- What Happens if You Want to Move Back in – You may NOT move back into your condo or apartment during the term of the lease. If the tenant is on a month-to-month lease, you may provide 60 days notice in writing (counting from the 1st of the coming month) in order to occupy the unit (note: you or a family member must be the person occupying the unit – you cannot simply give notice to the tenant in order to allow someone else to move in). Note that as of September 2017, an owner wishing to occupy their unit must:
- Compensate the Tenant with one month’s rent or offer them another acceptable unit
- Occupy the unit for at least one year
- If the Landlord advertises the unit for rent or sale, re-rents, demolishes or converts the unit within 12 months of the Tenant vacating, the Landlord is subject to a fine of up to $25,000
- What Happens if You Want to Sell – If you have a valid written lease, you may NOT evict the tenant in order to sell the property. The lease simply transfers to the new owner (at the current rent and terms). If you have a ‘month-to-month’ tenant, you may give the usual 60 days written notice to the tenant, on behalf of the new buyer (assuming the new buyer is moving in themselves).When a tenanted unit is sold to a new Buyer and the existing owner gives notice to the Tenant on the new owner’s behalf, compensation is not required
You have MANY obligations as a Landlord – click here to find out more.

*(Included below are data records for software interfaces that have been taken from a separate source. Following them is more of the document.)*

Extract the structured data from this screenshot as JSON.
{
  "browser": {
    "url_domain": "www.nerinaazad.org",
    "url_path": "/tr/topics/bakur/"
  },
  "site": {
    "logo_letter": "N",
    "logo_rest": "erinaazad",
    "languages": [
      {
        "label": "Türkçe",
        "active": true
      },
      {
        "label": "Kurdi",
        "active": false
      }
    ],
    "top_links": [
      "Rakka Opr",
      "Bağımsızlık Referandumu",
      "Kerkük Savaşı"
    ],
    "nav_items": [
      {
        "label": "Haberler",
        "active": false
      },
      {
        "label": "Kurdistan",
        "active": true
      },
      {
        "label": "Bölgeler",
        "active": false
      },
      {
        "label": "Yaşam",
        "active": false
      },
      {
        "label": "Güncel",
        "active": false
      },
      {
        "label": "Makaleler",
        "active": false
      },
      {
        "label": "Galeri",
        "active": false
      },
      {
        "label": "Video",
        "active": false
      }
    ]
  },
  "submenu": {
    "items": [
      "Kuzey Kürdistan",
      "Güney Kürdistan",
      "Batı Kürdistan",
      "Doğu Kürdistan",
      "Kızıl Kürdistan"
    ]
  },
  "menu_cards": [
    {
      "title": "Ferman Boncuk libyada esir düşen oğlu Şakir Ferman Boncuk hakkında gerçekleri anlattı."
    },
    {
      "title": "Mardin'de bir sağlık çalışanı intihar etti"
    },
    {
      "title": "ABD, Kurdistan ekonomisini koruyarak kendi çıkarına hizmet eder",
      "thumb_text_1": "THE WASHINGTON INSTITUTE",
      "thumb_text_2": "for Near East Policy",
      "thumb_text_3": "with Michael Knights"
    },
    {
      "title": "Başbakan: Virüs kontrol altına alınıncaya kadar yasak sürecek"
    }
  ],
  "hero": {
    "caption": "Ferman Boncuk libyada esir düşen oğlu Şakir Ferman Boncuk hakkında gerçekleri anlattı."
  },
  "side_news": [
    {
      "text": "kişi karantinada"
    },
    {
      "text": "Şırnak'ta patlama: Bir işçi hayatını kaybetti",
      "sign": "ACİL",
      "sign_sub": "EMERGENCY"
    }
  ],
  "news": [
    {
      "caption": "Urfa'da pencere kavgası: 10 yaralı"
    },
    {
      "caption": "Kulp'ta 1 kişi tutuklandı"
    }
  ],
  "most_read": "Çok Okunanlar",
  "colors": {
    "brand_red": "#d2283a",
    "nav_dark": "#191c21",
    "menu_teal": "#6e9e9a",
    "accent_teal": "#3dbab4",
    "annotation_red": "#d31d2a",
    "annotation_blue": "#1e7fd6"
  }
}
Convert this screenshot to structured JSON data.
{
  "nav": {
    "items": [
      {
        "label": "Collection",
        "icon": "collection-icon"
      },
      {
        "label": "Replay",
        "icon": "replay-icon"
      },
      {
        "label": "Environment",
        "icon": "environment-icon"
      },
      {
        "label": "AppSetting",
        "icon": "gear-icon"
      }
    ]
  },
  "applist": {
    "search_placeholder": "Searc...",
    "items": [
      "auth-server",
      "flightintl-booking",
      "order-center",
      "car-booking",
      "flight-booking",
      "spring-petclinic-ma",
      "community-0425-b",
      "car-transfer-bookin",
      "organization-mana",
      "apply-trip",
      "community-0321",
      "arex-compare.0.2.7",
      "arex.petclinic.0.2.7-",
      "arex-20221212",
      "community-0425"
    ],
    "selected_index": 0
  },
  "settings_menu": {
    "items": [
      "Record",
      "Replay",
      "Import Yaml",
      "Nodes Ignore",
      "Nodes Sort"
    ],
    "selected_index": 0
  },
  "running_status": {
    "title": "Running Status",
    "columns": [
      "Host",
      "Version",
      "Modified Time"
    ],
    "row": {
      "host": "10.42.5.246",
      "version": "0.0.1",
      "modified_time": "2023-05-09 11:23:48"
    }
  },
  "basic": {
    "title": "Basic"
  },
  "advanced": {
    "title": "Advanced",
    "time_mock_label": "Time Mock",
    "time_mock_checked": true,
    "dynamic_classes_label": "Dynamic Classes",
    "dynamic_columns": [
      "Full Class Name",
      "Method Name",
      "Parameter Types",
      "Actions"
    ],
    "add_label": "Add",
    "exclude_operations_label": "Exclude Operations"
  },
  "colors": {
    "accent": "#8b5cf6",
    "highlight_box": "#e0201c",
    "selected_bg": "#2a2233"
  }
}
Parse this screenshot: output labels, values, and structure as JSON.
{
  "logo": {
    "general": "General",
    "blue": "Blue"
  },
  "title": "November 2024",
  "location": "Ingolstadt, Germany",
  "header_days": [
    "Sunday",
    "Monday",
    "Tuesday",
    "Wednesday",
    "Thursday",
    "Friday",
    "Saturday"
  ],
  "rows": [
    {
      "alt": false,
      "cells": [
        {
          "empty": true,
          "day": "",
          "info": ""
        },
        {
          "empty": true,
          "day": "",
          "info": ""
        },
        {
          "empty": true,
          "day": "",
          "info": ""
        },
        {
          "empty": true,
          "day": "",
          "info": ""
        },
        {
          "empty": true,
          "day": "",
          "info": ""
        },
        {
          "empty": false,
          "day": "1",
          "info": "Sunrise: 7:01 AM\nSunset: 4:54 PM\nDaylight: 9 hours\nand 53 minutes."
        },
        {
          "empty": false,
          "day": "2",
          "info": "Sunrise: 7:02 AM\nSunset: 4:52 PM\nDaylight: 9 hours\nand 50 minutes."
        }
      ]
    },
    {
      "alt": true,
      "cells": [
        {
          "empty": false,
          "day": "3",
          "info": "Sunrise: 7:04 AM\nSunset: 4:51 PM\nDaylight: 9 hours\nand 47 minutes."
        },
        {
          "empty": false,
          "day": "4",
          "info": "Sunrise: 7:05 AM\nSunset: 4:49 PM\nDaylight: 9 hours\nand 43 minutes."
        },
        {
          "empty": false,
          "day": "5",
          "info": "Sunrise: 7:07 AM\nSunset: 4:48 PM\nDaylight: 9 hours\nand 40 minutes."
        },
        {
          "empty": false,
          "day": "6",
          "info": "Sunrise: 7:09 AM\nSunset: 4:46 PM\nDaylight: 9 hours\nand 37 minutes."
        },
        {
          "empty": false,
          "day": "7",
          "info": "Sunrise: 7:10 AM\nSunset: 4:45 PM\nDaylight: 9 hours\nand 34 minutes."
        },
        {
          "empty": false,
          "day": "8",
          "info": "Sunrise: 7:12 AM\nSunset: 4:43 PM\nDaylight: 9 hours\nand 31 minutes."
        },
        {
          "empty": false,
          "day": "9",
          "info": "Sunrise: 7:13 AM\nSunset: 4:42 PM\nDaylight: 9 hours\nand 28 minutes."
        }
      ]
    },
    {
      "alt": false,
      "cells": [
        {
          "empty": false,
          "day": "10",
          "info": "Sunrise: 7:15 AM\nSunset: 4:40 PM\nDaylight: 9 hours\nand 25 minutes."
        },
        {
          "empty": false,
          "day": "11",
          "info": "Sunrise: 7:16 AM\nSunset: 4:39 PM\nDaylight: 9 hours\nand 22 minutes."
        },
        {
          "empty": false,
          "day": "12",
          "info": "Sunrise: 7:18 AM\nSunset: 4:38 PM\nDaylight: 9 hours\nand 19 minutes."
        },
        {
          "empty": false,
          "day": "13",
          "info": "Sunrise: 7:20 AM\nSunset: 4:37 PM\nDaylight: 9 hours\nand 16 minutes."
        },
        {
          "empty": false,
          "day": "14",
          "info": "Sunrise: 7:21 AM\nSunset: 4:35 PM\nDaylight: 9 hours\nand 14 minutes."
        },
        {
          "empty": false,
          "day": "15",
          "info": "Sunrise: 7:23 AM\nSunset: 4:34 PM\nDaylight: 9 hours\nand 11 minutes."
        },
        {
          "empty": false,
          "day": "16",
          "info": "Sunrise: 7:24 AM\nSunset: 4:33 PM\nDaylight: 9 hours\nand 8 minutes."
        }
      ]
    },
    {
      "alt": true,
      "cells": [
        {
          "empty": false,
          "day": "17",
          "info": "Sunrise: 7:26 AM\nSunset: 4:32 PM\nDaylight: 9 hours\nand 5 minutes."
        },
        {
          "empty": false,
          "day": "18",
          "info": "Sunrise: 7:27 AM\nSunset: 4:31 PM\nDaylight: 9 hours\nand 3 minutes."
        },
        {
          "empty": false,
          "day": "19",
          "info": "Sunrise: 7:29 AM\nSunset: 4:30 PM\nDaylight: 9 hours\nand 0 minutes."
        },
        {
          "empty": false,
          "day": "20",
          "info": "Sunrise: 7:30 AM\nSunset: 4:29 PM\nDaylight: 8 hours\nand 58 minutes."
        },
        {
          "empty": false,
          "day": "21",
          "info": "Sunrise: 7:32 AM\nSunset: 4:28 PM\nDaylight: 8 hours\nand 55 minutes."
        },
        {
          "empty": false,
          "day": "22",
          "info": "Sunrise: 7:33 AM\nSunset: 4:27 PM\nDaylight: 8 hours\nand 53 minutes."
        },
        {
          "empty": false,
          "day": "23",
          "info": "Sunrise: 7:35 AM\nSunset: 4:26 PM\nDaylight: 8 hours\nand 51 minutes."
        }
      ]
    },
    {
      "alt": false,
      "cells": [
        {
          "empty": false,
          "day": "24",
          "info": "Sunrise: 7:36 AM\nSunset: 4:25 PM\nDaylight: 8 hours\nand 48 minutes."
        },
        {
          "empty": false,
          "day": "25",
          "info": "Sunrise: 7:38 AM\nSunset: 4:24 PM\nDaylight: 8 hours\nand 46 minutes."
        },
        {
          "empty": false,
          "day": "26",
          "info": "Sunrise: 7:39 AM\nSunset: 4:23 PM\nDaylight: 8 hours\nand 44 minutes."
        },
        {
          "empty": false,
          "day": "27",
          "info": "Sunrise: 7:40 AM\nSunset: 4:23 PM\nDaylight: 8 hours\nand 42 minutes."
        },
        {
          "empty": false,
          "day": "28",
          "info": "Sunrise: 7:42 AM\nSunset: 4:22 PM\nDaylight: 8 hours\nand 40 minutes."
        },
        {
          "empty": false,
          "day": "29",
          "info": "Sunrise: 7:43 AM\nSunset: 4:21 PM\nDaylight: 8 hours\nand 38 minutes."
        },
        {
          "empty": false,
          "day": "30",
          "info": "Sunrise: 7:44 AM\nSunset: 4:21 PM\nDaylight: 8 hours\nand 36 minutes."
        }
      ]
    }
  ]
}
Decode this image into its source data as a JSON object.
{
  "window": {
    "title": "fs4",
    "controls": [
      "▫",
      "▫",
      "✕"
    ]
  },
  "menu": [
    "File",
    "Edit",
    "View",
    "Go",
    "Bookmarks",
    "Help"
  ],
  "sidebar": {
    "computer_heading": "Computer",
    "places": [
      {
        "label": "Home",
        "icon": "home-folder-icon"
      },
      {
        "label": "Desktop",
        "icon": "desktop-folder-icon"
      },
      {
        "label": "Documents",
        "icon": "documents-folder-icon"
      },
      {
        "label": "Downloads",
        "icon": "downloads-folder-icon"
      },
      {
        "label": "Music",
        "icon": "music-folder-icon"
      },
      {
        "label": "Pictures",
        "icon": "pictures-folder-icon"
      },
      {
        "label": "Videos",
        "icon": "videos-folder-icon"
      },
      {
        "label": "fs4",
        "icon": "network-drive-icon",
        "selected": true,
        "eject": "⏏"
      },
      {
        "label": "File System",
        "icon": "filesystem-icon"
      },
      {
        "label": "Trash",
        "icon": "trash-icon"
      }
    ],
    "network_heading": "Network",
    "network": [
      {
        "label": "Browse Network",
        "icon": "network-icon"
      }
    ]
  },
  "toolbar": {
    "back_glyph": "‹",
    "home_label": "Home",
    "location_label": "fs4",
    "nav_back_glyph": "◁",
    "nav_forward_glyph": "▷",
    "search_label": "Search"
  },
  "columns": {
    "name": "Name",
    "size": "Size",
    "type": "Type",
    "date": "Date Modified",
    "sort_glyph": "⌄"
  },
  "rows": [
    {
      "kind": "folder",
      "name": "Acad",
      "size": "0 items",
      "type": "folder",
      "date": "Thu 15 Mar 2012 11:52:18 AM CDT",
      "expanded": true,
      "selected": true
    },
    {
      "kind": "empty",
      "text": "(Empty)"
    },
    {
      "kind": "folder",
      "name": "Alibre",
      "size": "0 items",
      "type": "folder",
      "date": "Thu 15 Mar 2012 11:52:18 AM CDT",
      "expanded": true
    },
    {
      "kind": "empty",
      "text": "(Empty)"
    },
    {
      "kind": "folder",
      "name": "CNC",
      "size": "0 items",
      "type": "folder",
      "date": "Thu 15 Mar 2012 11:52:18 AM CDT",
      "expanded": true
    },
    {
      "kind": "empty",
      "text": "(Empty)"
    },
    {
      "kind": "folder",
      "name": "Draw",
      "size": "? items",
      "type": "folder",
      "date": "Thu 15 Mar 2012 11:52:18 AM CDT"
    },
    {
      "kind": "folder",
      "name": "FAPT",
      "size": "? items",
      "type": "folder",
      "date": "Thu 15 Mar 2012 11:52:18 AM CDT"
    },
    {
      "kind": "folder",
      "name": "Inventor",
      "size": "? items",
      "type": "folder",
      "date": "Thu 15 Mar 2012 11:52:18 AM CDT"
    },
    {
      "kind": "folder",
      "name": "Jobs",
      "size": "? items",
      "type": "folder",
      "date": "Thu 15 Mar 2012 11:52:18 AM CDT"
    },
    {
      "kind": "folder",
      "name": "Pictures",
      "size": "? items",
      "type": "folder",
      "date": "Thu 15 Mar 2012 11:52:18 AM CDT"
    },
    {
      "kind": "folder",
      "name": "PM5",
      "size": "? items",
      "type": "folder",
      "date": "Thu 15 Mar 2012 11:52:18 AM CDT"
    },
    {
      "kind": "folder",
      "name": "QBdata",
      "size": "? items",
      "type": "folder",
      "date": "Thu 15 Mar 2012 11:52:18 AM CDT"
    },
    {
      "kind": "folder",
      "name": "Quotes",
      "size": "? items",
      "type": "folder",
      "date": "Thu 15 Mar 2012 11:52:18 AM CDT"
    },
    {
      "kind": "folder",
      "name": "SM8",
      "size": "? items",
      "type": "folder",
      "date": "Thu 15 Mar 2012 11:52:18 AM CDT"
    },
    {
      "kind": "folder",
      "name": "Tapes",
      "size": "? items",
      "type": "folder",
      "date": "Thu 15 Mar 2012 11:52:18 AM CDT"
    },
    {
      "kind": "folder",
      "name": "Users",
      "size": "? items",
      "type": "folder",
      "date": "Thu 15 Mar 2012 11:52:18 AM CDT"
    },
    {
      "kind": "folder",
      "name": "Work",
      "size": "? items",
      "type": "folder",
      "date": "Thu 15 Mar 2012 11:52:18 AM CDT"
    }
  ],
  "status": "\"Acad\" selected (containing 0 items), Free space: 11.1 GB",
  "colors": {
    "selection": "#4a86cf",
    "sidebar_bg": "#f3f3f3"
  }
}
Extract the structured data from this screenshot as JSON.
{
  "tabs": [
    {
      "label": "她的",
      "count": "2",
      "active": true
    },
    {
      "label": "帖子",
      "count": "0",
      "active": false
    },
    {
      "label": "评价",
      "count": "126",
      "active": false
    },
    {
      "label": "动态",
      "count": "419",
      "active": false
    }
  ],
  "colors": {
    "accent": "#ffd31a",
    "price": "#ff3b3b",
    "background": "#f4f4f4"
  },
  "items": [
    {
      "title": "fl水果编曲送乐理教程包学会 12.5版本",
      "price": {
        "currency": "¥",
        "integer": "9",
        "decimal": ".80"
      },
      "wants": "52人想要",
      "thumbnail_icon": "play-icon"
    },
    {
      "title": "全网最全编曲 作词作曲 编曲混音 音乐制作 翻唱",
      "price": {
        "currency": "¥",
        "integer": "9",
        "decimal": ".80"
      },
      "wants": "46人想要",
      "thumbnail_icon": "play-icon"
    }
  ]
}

Also, note that all new tenants by law must be given a copy of the Landlord and Tenant Board’s Info for New Tenants Brochure with a summary of landlord and tenant rights & responsibilities.
Finding the Tenant You Want
One of the most important parts of finding a good tenant is screening. Make sure to request:
- First and last month’s rent (ideally as a certified cheque or bank draft).
- A current credit check
- Confirmation of employment letter
On the application, make sure to request:
- Previous addresses and landlord names/contact information
- Employment details for the last several years
- Details of any other people who will reside in the apartment
- Details about any pets
Ready to Become a Toronto Landlord?
Becoming a Landlord can be an excellent source of revenue but it can seem like a second job, so make sure to do your homework before you commit.